    The need for this may be most apparent in the fly-over zone, from where this is being written. The broad exemptions given to field agriculture in the CWA has left us with nothing but deeply polluted rivers and rapidly declining topsoil. Perhaps in 1972 there was a reason for this exemption: practical politics combined with the fact that in 1972 our farms were smaller and typically based on mixed field and animal production. That has all changed; the land tenure system has gone through a massive consolidation, animal husbandry has left the farm and moved into vast growing barns, and growing methods have become vastly more intensive. The advent of ethanol production has added to the burden on our waterways.

    Agriculture is just one example of the need for substantive amendments to the CWA, and I will let it go at that.

    John H. Davidson
    citizen
    rural South Dakota

    1. Thanks for this thoughtful comment. Congressional gridlock has prevented change in the major environmental statutes for decades. But we should be actively thinking about what to do when the opportunity for reform presents itself some day. There’s certainly room for improvement!

      1. Dan said;
        “….There’s certainly room for improvement!…..”

        Dear Dan,
        From my long professional experience in the environmental field, I believe the Trump Administration has made important progress in regulatory reform over the last two years. The Administration has instituted major changes in overall environmental regulatory policies. EPA and Corps of Engineers are now undergoing substantial reforms and implementing new directions going forward. That’s progress! I agree there’s certainly room for improvement.

Comments are closed.

About Dan

Dan Farber

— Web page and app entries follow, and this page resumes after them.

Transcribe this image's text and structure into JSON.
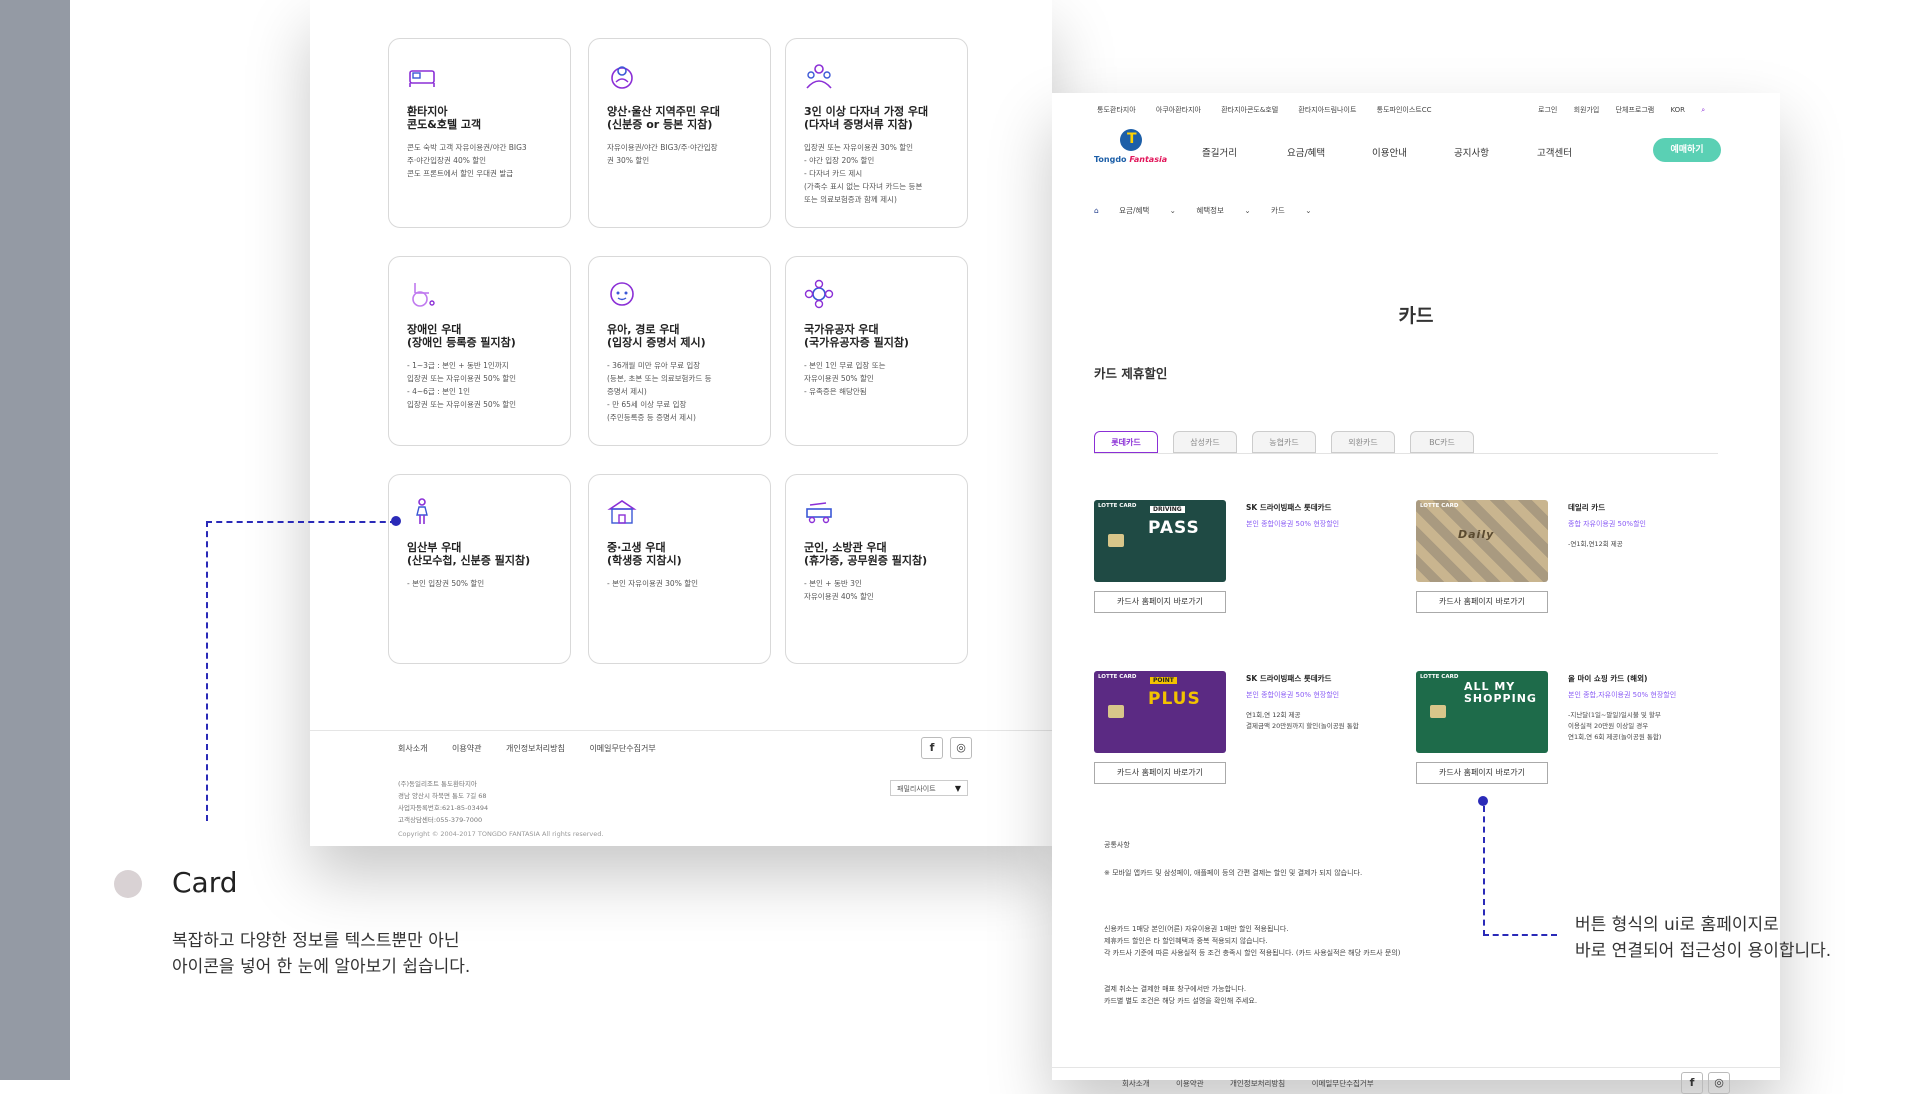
{
  "left_mock": {
    "cards": [
      {
        "title": "환타지아\n콘도&호텔 고객",
        "desc": "콘도 숙박 고객 자유이용권/야간 BIG3\n주·야간입장권 40% 할인\n콘도 프론트에서 할인 우대권 발급",
        "icon": "bed-icon"
      },
      {
        "title": "양산·울산 지역주민 우대\n(신분증 or 등본 지참)",
        "desc": "자유이용권/야간 BIG3/주·야간입장\n권 30% 할인",
        "icon": "map-pin-icon"
      },
      {
        "title": "3인 이상 다자녀 가정 우대\n(다자녀 증명서류 지참)",
        "desc": "입장권 또는 자유이용권 30% 할인\n- 야간 입장 20% 할인\n- 다자녀 카드 제시\n(가족수 표시 없는 다자녀 카드는 등본\n또는 의료보험증과 함께 제시)",
        "icon": "family-icon"
      },
      {
        "title": "장애인 우대\n(장애인 등록증 필지참)",
        "desc": "- 1~3급 : 본인 + 동반 1인까지\n입장권 또는 자유이용권 50% 할인\n- 4~6급 : 본인 1인\n입장권 또는 자유이용권 50% 할인",
        "icon": "wheelchair-icon"
      },
      {
        "title": "유아, 경로 우대\n(입장시 증명서 제시)",
        "desc": "- 36개월 미만 유아 무료 입장\n(등본, 초본 또는 의료보험카드 등\n증명서 제시)\n- 만 65세 이상 무료 입장\n(주민등록증 등 증명서 제시)",
        "icon": "baby-icon"
      },
      {
        "title": "국가유공자 우대\n(국가유공자증 필지참)",
        "desc": "- 본인 1인 무료 입장 또는\n자유이용권 50% 할인\n- 유족증은 해당안됨",
        "icon": "emblem-icon"
      },
      {
        "title": "임산부 우대\n(산모수첩, 신분증 필지참)",
        "desc": "- 본인 입장권 50% 할인",
        "icon": "pregnant-icon"
      },
      {
        "title": "중·고생 우대\n(학생증 지참시)",
        "desc": "- 본인 자유이용권 30% 할인",
        "icon": "school-icon"
      },
      {
        "title": "군인, 소방관 우대\n(휴가증, 공무원증 필지참)",
        "desc": "- 본인 + 동반 3인\n자유이용권 40% 할인",
        "icon": "firetruck-icon"
      }
    ],
    "footer_links": [
      "회사소개",
      "이용약관",
      "개인정보처리방침",
      "이메일무단수집거부"
    ],
    "address": "(주)동일리조트 통도환타지아\n경남 양산시 하북면 통도 7길 68\n사업자등록번호:621-85-03494\n고객상담센터:055-379-7000",
    "copyright": "Copyright © 2004-2017 TONGDO FANTASIA All rights reserved.",
    "family_site": "패밀리사이트"
  },
  "annotation_left": {
    "title": "Card",
    "desc": "복잡하고 다양한 정보를 텍스트뿐만 아닌\n아이콘을 넣어 한 눈에 알아보기 쉽습니다."
  },
  "right_mock": {
    "util_left": [
      "통도환타지아",
      "아쿠아환타지아",
      "환타지아콘도&호텔",
      "환타지아드림나이트",
      "통도파인이스트CC"
    ],
    "util_right": [
      "로그인",
      "회원가입",
      "단체프로그램",
      "KOR"
    ],
    "logo_text": "Tongdo",
    "logo_brand": "Fantasia",
    "gnb": [
      "즐길거리",
      "요금/혜택",
      "이용안내",
      "공지사항",
      "고객센터"
    ],
    "reserve_label": "예매하기",
    "breadcrumb": [
      "요금/혜택",
      "혜택정보",
      "카드"
    ],
    "page_title": "카드",
    "section_title": "카드 제휴할인",
    "tabs": [
      "롯데카드",
      "삼성카드",
      "농협카드",
      "외환카드",
      "BC카드"
    ],
    "cards": [
      {
        "name": "SK 드라이빙패스 롯데카드",
        "highlight": "본인 종합이용권 50% 현장할인",
        "desc": "",
        "art": "PASS",
        "tag": "DRIVING",
        "brand": "LOTTE CARD",
        "color": "#1f4a44"
      },
      {
        "name": "데일리 카드",
        "highlight": "종합 자유이용권 50%할인",
        "desc": "-연1회,연12회 제공",
        "art": "Daily",
        "tag": "",
        "brand": "LOTTE CARD",
        "color": "#c9b58f"
      },
      {
        "name": "SK 드라이빙패스 롯데카드",
        "highlight": "본인 종합이용권 50% 현장할인",
        "desc": "연1회,연 12회 제공\n결제금액 20만원까지 할인(놀이공원 통합",
        "art": "PLUS",
        "tag": "POINT",
        "brand": "LOTTE CARD",
        "color": "#5b2a83"
      },
      {
        "name": "올 마이 쇼핑 카드 (해외)",
        "highlight": "본인 종합,자유이용권 50% 현장할인",
        "desc": "-지난달(1일~말일)일시불 및 할부\n이용실적 20만원 이상일 경우\n연1회,연 6회 제공(놀이공원 통합)",
        "art": "ALL MY\nSHOPPING",
        "tag": "",
        "brand": "LOTTE CARD",
        "color": "#1e6b4a"
      }
    ],
    "card_button_label": "카드사 홈페이지 바로가기",
    "notice_title": "공통사항",
    "notice_1": "※ 모바일 앱카드 및 삼성페이, 애플페이 등의 간편 결제는 할인 및 결제가 되지 않습니다.",
    "notice_2": "신용카드 1매당 본인(어른) 자유이용권 1매만 할인 적용됩니다.\n제휴카드 할인은 타 할인혜택과 중복 적용되지 않습니다.\n각 카드사 기준에 따른 사용실적 등 조건 충족시 할인 적용됩니다. (카드 사용실적은 해당 카드사 문의)",
    "notice_3": "결제 취소는 결제한 매표 창구에서만 가능합니다.\n카드별 별도 조건은 해당 카드 설명을 확인해 주세요.",
    "footer_links": [
      "회사소개",
      "이용약관",
      "개인정보처리방침",
      "이메일무단수집거부"
    ]
  },
  "annotation_right": {
    "desc": "버튼 형식의 ui로 홈페이지로\n바로 연결되어 접근성이 용이합니다."
  },
  "colors": {
    "accent": "#8b2fd6",
    "annotation": "#2a2ab8",
    "reserve": "#5ad0b4"
  }
}
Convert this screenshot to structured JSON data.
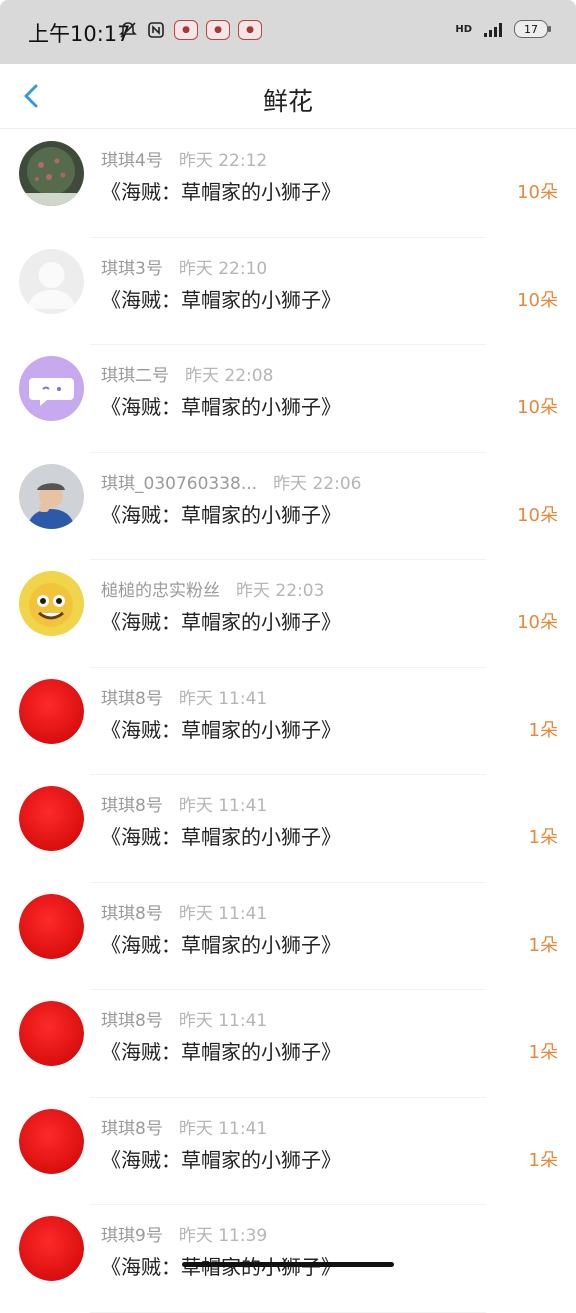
{
  "status_bar": {
    "time": "上午10:17",
    "hd": "HD",
    "battery": "17"
  },
  "header": {
    "title": "鲜花"
  },
  "items": [
    {
      "name": "琪琪4号",
      "time": "昨天 22:12",
      "work": "《海贼：草帽家的小狮子》",
      "count": "10朵",
      "avatar": "tree-photo"
    },
    {
      "name": "琪琪3号",
      "time": "昨天 22:10",
      "work": "《海贼：草帽家的小狮子》",
      "count": "10朵",
      "avatar": "default-user"
    },
    {
      "name": "琪琪二号",
      "time": "昨天 22:08",
      "work": "《海贼：草帽家的小狮子》",
      "count": "10朵",
      "avatar": "chat-bubble"
    },
    {
      "name": "琪琪_030760338...",
      "time": "昨天 22:06",
      "work": "《海贼：草帽家的小狮子》",
      "count": "10朵",
      "avatar": "child-photo"
    },
    {
      "name": "槌槌的忠实粉丝",
      "time": "昨天 22:03",
      "work": "《海贼：草帽家的小狮子》",
      "count": "10朵",
      "avatar": "sun-face"
    },
    {
      "name": "琪琪8号",
      "time": "昨天 11:41",
      "work": "《海贼：草帽家的小狮子》",
      "count": "1朵",
      "avatar": "red-circle"
    },
    {
      "name": "琪琪8号",
      "time": "昨天 11:41",
      "work": "《海贼：草帽家的小狮子》",
      "count": "1朵",
      "avatar": "red-circle"
    },
    {
      "name": "琪琪8号",
      "time": "昨天 11:41",
      "work": "《海贼：草帽家的小狮子》",
      "count": "1朵",
      "avatar": "red-circle"
    },
    {
      "name": "琪琪8号",
      "time": "昨天 11:41",
      "work": "《海贼：草帽家的小狮子》",
      "count": "1朵",
      "avatar": "red-circle"
    },
    {
      "name": "琪琪8号",
      "time": "昨天 11:41",
      "work": "《海贼：草帽家的小狮子》",
      "count": "1朵",
      "avatar": "red-circle"
    },
    {
      "name": "琪琪9号",
      "time": "昨天 11:39",
      "work": "《海贼：草帽家的小狮子》",
      "count": "",
      "avatar": "red-circle"
    }
  ],
  "colors": {
    "accent_blue": "#2f9bd8",
    "count_orange": "#e9883a",
    "statusbar_bg": "#d9d9d9"
  }
}
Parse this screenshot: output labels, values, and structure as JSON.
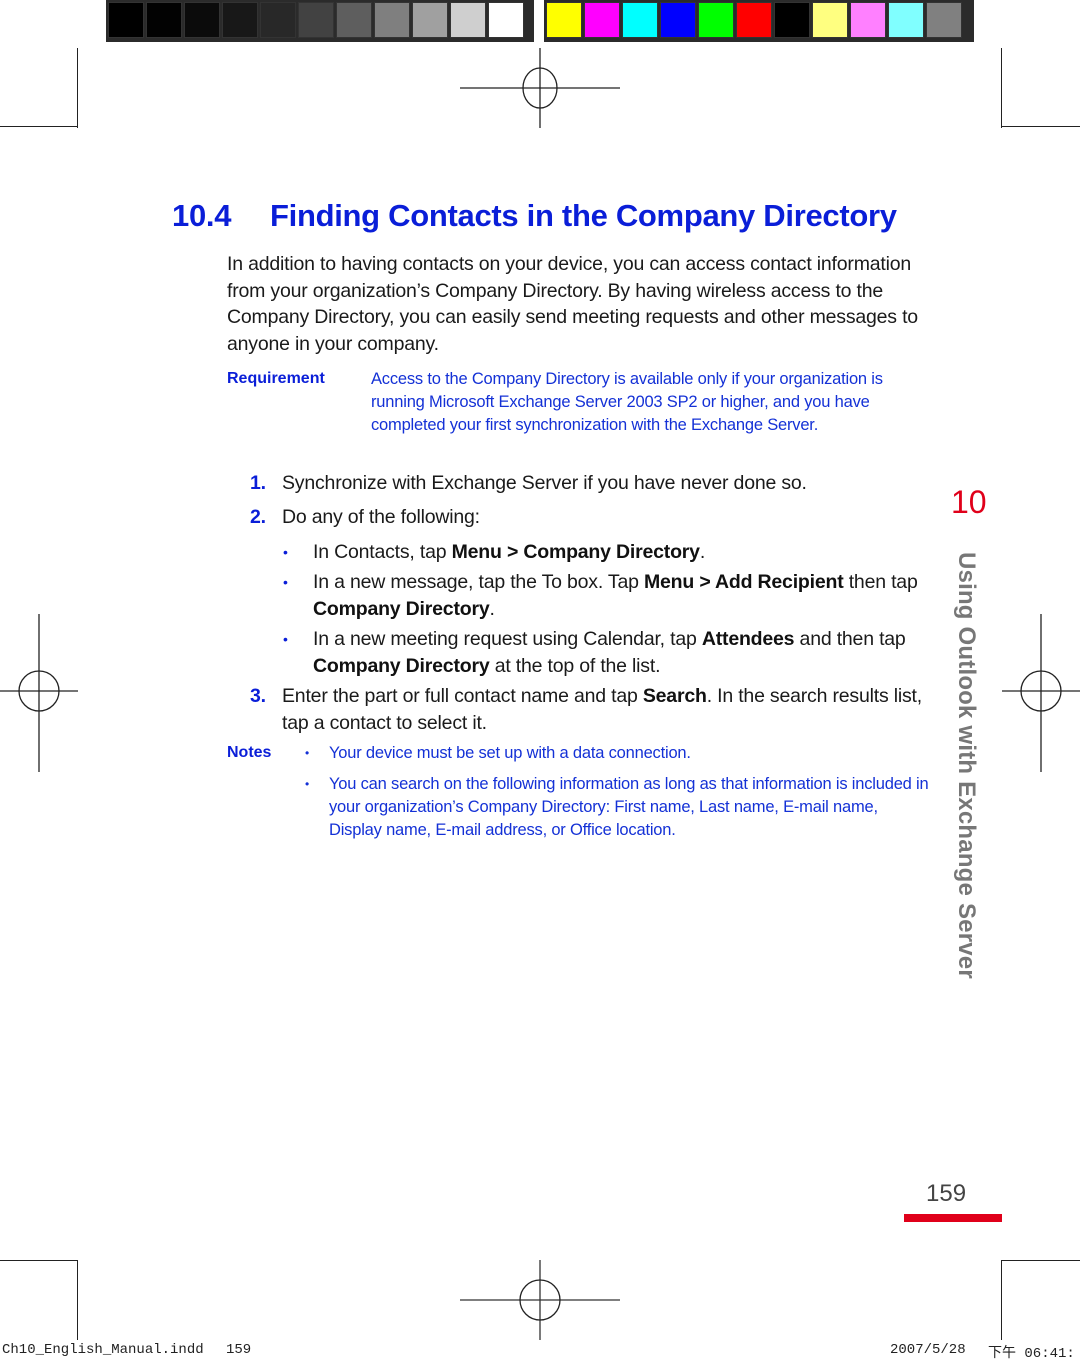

Dan Farber has written and taught on environmental and constitutional law as well as about contracts, jurisprudence and legislation. Currently at Berkeley Law, he has al…

READ more

POSTS BY Dan